◆ ASSIGNED TASK ◆
Every line containing the string "EXTRA" is to be copied from the records.

§ §

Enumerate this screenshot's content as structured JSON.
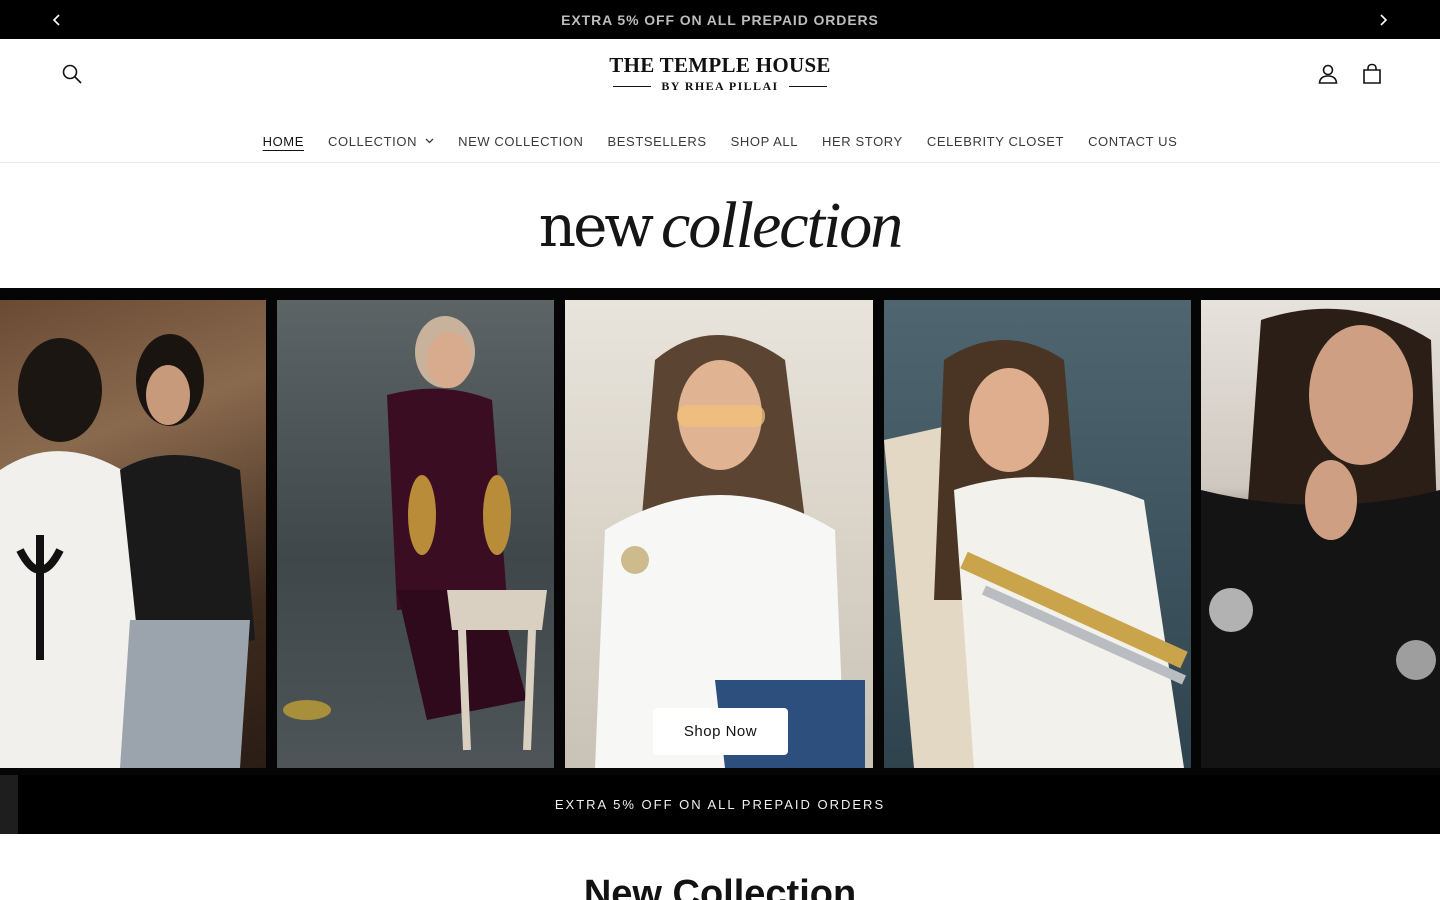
{
  "announcement": {
    "message": "EXTRA 5% OFF ON ALL PREPAID ORDERS",
    "prev_icon": "chevron-left-icon",
    "next_icon": "chevron-right-icon"
  },
  "header": {
    "logo_line1": "THE TEMPLE HOUSE",
    "logo_line2": "BY RHEA PILLAI",
    "search_icon": "search-icon",
    "account_icon": "account-icon",
    "cart_icon": "cart-icon"
  },
  "nav": {
    "items": [
      {
        "label": "HOME",
        "active": true
      },
      {
        "label": "COLLECTION",
        "dropdown": true
      },
      {
        "label": "NEW COLLECTION"
      },
      {
        "label": "BESTSELLERS"
      },
      {
        "label": "SHOP ALL"
      },
      {
        "label": "HER STORY"
      },
      {
        "label": "CELEBRITY CLOSET"
      },
      {
        "label": "CONTACT US"
      }
    ]
  },
  "hero": {
    "title_word1": "new",
    "title_word2": "collection",
    "shop_button": "Shop Now"
  },
  "strip": {
    "message": "EXTRA 5% OFF ON ALL PREPAID ORDERS"
  },
  "section": {
    "heading": "New Collection"
  }
}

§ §

◆ TASK RESULT ◆
    "message": "EXTRA 5% OFF ON ALL PREPAID ORDERS",
    "message": "EXTRA 5% OFF ON ALL PREPAID ORDERS"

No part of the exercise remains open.